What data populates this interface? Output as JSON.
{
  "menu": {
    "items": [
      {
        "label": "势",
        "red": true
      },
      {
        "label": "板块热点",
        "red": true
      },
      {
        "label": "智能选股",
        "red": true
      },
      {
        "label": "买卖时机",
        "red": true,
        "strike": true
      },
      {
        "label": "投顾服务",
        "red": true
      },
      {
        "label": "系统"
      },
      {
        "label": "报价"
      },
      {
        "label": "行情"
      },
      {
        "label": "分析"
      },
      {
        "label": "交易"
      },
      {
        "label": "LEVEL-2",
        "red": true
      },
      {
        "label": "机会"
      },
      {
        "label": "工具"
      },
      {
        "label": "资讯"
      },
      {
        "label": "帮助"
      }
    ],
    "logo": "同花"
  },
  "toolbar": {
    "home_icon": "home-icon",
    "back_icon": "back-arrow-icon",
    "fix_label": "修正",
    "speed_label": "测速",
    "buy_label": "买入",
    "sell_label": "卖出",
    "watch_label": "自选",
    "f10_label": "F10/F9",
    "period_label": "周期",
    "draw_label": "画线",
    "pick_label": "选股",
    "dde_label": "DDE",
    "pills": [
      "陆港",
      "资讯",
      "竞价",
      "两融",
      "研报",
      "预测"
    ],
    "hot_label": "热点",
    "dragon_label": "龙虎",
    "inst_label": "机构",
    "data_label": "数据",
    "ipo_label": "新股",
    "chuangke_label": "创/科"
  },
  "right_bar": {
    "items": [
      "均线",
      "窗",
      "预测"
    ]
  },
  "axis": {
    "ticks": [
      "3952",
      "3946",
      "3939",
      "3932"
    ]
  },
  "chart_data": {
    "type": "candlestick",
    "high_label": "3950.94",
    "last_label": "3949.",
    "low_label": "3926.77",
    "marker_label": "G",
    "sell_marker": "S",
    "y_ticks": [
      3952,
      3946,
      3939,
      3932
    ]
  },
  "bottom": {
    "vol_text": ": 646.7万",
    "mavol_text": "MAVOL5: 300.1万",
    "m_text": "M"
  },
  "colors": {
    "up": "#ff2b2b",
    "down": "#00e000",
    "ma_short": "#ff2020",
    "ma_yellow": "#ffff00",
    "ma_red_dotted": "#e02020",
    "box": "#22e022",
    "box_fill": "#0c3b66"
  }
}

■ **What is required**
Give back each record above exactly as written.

■ **Exercise solution**
What data populates this interface? Output as JSON.
{
  "menu": {
    "items": [
      {
        "label": "势",
        "red": true
      },
      {
        "label": "板块热点",
        "red": true
      },
      {
        "label": "智能选股",
        "red": true
      },
      {
        "label": "买卖时机",
        "red": true,
        "strike": true
      },
      {
        "label": "投顾服务",
        "red": true
      },
      {
        "label": "系统"
      },
      {
        "label": "报价"
      },
      {
        "label": "行情"
      },
      {
        "label": "分析"
      },
      {
        "label": "交易"
      },
      {
        "label": "LEVEL-2",
        "red": true
      },
      {
        "label": "机会"
      },
      {
        "label": "工具"
      },
      {
        "label": "资讯"
      },
      {
        "label": "帮助"
      }
    ],
    "logo": "同花"
  },
  "toolbar": {
    "home_icon": "home-icon",
    "back_icon": "back-arrow-icon",
    "fix_label": "修正",
    "speed_label": "测速",
    "buy_label": "买入",
    "sell_label": "卖出",
    "watch_label": "自选",
    "f10_label": "F10/F9",
    "period_label": "周期",
    "draw_label": "画线",
    "pick_label": "选股",
    "dde_label": "DDE",
    "pills": [
      "陆港",
      "资讯",
      "竞价",
      "两融",
      "研报",
      "预测"
    ],
    "hot_label": "热点",
    "dragon_label": "龙虎",
    "inst_label": "机构",
    "data_label": "数据",
    "ipo_label": "新股",
    "chuangke_label": "创/科"
  },
  "right_bar": {
    "items": [
      "均线",
      "窗",
      "预测"
    ]
  },
  "axis": {
    "ticks": [
      "3952",
      "3946",
      "3939",
      "3932"
    ]
  },
  "chart_data": {
    "type": "candlestick",
    "high_label": "3950.94",
    "last_label": "3949.",
    "low_label": "3926.77",
    "marker_label": "G",
    "sell_marker": "S",
    "y_ticks": [
      3952,
      3946,
      3939,
      3932
    ]
  },
  "bottom": {
    "vol_text": ": 646.7万",
    "mavol_text": "MAVOL5: 300.1万",
    "m_text": "M"
  },
  "colors": {
    "up": "#ff2b2b",
    "down": "#00e000",
    "ma_short": "#ff2020",
    "ma_yellow": "#ffff00",
    "ma_red_dotted": "#e02020",
    "box": "#22e022",
    "box_fill": "#0c3b66"
  }
}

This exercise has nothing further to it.